Aim of the exercise:
With all images omitted, write out the records word for word.
>>>
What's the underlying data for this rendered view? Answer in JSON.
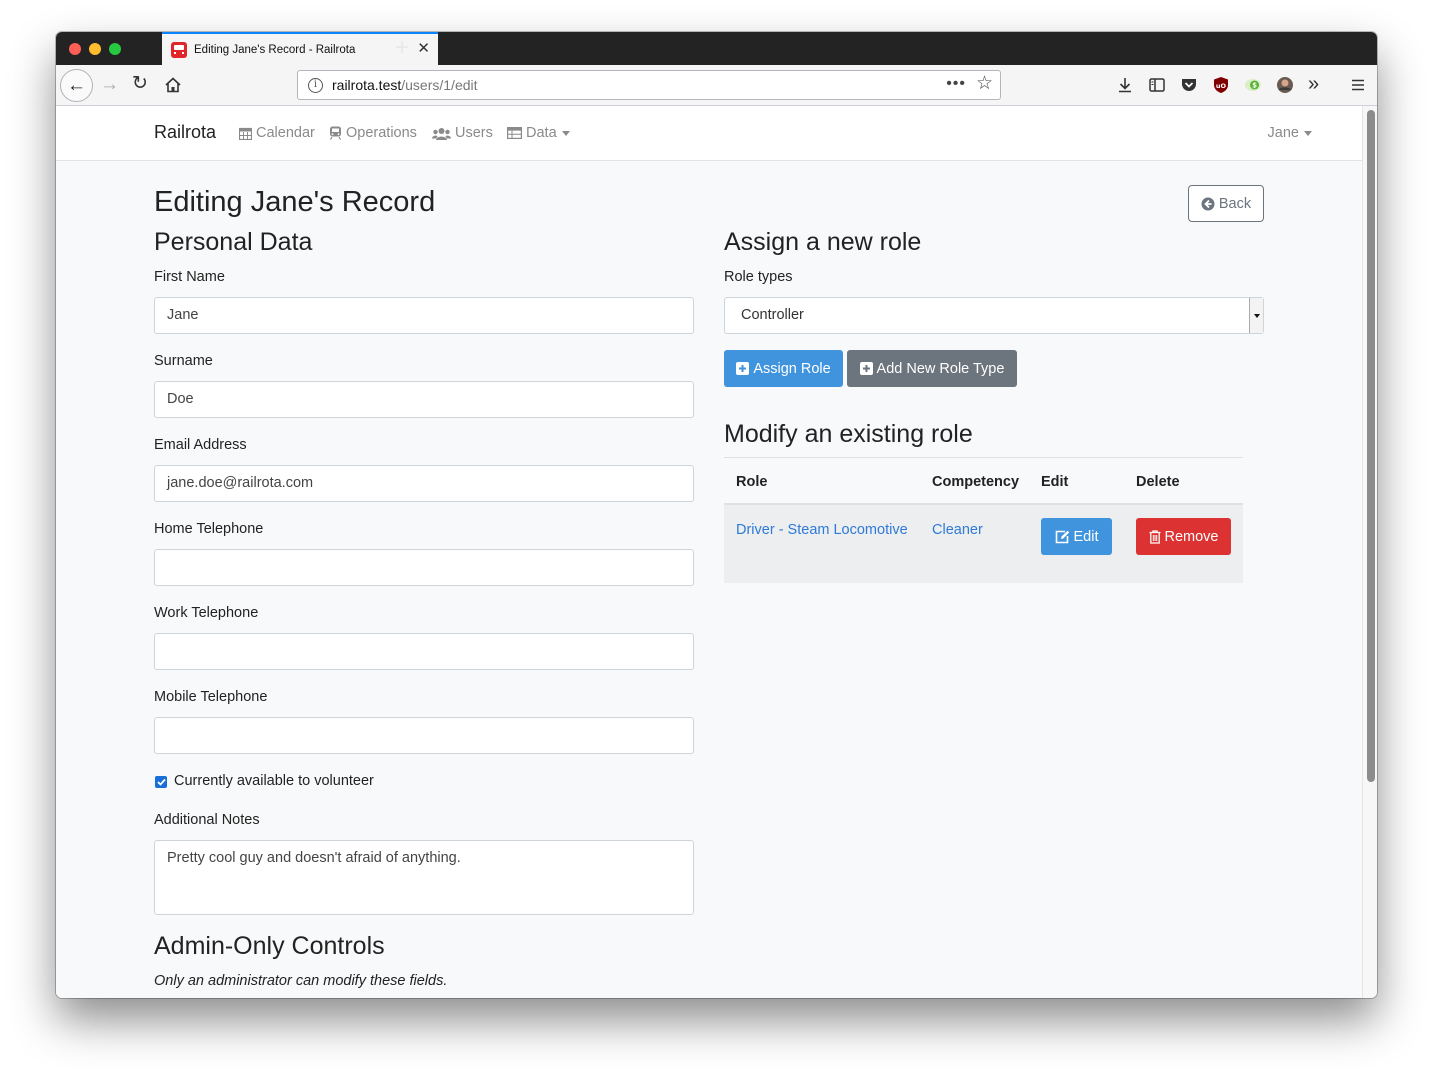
{
  "browser": {
    "tab_title": "Editing Jane's Record - Railrota",
    "url_host": "railrota.test",
    "url_path": "/users/1/edit"
  },
  "navbar": {
    "brand": "Railrota",
    "items": [
      {
        "label": "Calendar",
        "icon": "calendar-icon"
      },
      {
        "label": "Operations",
        "icon": "train-icon"
      },
      {
        "label": "Users",
        "icon": "users-icon"
      },
      {
        "label": "Data",
        "icon": "table-icon"
      }
    ],
    "user": "Jane"
  },
  "page": {
    "title": "Editing Jane's Record",
    "back_label": "Back"
  },
  "personal": {
    "heading": "Personal Data",
    "first_name_label": "First Name",
    "first_name_value": "Jane",
    "surname_label": "Surname",
    "surname_value": "Doe",
    "email_label": "Email Address",
    "email_value": "jane.doe@railrota.com",
    "home_tel_label": "Home Telephone",
    "home_tel_value": "",
    "work_tel_label": "Work Telephone",
    "work_tel_value": "",
    "mobile_tel_label": "Mobile Telephone",
    "mobile_tel_value": "",
    "available_label": "Currently available to volunteer",
    "available_checked": true,
    "notes_label": "Additional Notes",
    "notes_value": "Pretty cool guy and doesn't afraid of anything."
  },
  "admin": {
    "heading": "Admin-Only Controls",
    "note": "Only an administrator can modify these fields."
  },
  "assign": {
    "heading": "Assign a new role",
    "role_types_label": "Role types",
    "selected_role_type": "Controller",
    "assign_button": "Assign Role",
    "add_type_button": "Add New Role Type"
  },
  "modify": {
    "heading": "Modify an existing role",
    "columns": [
      "Role",
      "Competency",
      "Edit",
      "Delete"
    ],
    "rows": [
      {
        "role": "Driver - Steam Locomotive",
        "competency": "Cleaner",
        "edit_label": "Edit",
        "delete_label": "Remove"
      }
    ]
  },
  "colors": {
    "primary": "#3f94dd",
    "secondary": "#6c757d",
    "danger": "#dc3231",
    "link": "#2f7ad6"
  }
}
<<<
Solution:
What's the underlying data for this rendered view? Answer in JSON.
{
  "browser": {
    "tab_title": "Editing Jane's Record - Railrota",
    "url_host": "railrota.test",
    "url_path": "/users/1/edit"
  },
  "navbar": {
    "brand": "Railrota",
    "items": [
      {
        "label": "Calendar",
        "icon": "calendar-icon"
      },
      {
        "label": "Operations",
        "icon": "train-icon"
      },
      {
        "label": "Users",
        "icon": "users-icon"
      },
      {
        "label": "Data",
        "icon": "table-icon"
      }
    ],
    "user": "Jane"
  },
  "page": {
    "title": "Editing Jane's Record",
    "back_label": "Back"
  },
  "personal": {
    "heading": "Personal Data",
    "first_name_label": "First Name",
    "first_name_value": "Jane",
    "surname_label": "Surname",
    "surname_value": "Doe",
    "email_label": "Email Address",
    "email_value": "jane.doe@railrota.com",
    "home_tel_label": "Home Telephone",
    "home_tel_value": "",
    "work_tel_label": "Work Telephone",
    "work_tel_value": "",
    "mobile_tel_label": "Mobile Telephone",
    "mobile_tel_value": "",
    "available_label": "Currently available to volunteer",
    "available_checked": true,
    "notes_label": "Additional Notes",
    "notes_value": "Pretty cool guy and doesn't afraid of anything."
  },
  "admin": {
    "heading": "Admin-Only Controls",
    "note": "Only an administrator can modify these fields."
  },
  "assign": {
    "heading": "Assign a new role",
    "role_types_label": "Role types",
    "selected_role_type": "Controller",
    "assign_button": "Assign Role",
    "add_type_button": "Add New Role Type"
  },
  "modify": {
    "heading": "Modify an existing role",
    "columns": [
      "Role",
      "Competency",
      "Edit",
      "Delete"
    ],
    "rows": [
      {
        "role": "Driver - Steam Locomotive",
        "competency": "Cleaner",
        "edit_label": "Edit",
        "delete_label": "Remove"
      }
    ]
  },
  "colors": {
    "primary": "#3f94dd",
    "secondary": "#6c757d",
    "danger": "#dc3231",
    "link": "#2f7ad6"
  }
}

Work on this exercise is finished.